Salaries: Govt warns of tough times
Cape Town - Civil servants will have to temper their demands for wage increases with understanding for the recession and the resulting shortfall of billions of rands in revenue collection, government warned on Thursday.
Government will put "its cards on the table" about its shrinking spending power when it starts negotiating with trade unions, spokesperson Themba Maseko told reporters at the fortnightly Cabinet briefing. "It is tough times which call for tough choices to be made. It is absolutely essential firstly for the leaders of the unions, but secondly for the country as a whole to understand what this recession means for our economy, the constraints that it places on us as a government.
"One of the most immediate consequences of this recession is that there is a decline in tax collections."
He was referring to Finance Minister Pravin Gordhan's announcement that revenue collection was R19bn lower than expected and that this could increase to R60bn by year's end.
Maseko said the state could not afford to spend all money at its disposal on wage increases because it would have nothing left for other essential services.
"We still need to buy textbooks for learners, we still need to buy medical supplies, we still need to fix a lot of the things that are broken in our public hospitals, so not all the cash that is available for example in the health budget can actually be brought into the salaries."

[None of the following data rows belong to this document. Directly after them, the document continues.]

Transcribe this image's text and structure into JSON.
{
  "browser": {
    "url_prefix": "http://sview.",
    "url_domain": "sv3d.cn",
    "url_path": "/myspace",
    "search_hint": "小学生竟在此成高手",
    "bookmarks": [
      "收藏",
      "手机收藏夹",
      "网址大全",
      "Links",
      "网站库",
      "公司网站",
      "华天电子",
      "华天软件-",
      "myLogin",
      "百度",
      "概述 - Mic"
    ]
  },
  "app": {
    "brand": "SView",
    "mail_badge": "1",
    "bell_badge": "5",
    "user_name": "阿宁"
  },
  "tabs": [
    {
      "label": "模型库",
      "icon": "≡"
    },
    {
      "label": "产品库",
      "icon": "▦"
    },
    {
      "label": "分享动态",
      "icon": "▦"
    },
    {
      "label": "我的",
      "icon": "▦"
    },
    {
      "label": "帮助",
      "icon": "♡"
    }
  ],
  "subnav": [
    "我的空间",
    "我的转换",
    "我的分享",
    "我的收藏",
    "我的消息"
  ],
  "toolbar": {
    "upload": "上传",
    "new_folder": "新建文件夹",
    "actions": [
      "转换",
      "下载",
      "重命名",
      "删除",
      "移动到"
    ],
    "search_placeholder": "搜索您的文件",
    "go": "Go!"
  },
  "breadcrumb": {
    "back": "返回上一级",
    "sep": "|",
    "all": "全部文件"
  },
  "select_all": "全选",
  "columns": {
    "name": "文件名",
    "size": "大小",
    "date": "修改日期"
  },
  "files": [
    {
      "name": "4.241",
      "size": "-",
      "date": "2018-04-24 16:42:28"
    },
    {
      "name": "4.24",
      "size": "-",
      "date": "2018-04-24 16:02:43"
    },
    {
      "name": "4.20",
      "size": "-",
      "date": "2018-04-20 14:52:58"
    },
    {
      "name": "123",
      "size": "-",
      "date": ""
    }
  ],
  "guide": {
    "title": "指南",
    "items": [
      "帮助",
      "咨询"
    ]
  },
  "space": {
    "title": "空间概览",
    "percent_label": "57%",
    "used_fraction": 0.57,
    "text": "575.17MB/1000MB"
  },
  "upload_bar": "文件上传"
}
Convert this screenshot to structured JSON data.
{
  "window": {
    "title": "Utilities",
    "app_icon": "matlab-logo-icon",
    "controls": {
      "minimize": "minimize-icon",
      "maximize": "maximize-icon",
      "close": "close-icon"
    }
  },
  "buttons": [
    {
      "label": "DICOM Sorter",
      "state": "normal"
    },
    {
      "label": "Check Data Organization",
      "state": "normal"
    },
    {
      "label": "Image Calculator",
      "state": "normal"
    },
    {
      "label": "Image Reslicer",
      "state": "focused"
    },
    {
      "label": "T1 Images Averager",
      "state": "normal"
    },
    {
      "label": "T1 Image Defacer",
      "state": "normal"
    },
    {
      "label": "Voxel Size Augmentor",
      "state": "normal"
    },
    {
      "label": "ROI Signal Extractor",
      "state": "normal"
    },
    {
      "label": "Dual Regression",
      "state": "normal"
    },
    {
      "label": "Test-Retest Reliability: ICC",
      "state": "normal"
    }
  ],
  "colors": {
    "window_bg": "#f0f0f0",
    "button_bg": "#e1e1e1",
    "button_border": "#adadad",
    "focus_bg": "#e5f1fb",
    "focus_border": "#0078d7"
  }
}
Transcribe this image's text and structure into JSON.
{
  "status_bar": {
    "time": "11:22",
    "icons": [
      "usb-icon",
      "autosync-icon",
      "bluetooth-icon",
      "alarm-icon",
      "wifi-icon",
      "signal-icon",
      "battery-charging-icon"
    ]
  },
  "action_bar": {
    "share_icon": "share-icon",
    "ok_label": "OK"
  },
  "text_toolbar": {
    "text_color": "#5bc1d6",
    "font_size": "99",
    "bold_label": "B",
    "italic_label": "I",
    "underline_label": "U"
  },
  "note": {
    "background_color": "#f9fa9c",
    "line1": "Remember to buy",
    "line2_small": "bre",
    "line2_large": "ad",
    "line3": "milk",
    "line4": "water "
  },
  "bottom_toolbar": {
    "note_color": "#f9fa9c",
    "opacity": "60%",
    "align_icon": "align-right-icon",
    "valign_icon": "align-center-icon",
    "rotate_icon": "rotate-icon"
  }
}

In addition, Cabinet was expecting pleas from struggling state-owned enterprises for further cash injections, he said, but declined to name the parastatals.
Maseko said however that "at the same time we are committed to making sure than any offer we put on the table is as reasonable as possible, but also it must be affordable.
'Give negotiators a chance'
"If we can explain that properly and thoroughly to unions we believe that when we put issues on the table, they will be understood."
He said the government was half expecting to enter a "strike season" as poorly remunerated civil servants ask for redress, but hoped they would reconsider before downing tools.
Cabinet called on striking doctors to return to work immediately and teachers who have threatened to follow suit to think about the impact on students, he said.
"It is a historic problem. The issue of low salaries for people working in the public sector is something that has gone on for many decades in this country... We did not move fast enough in addressing issues such as salaries of doctors.
"Our plea is for teachers to give negotiators a chance without resorting to strike action."
Maseko brushed aside suggestions that ministers should accept austerity cuts on their own pay packages or that President Jacob Zuma's decision to create six new ministries at a still unknown cost should be postponed.
"In negotiations with the unions that argument may or may not arise. But we have reconfigured government because we believed that we needed a new structure of government to accelerate delivery of services to all citizens."
He said the cost of enlarging the administration would be known around August 24 when all departments had to submit their budget requirements to the treasury.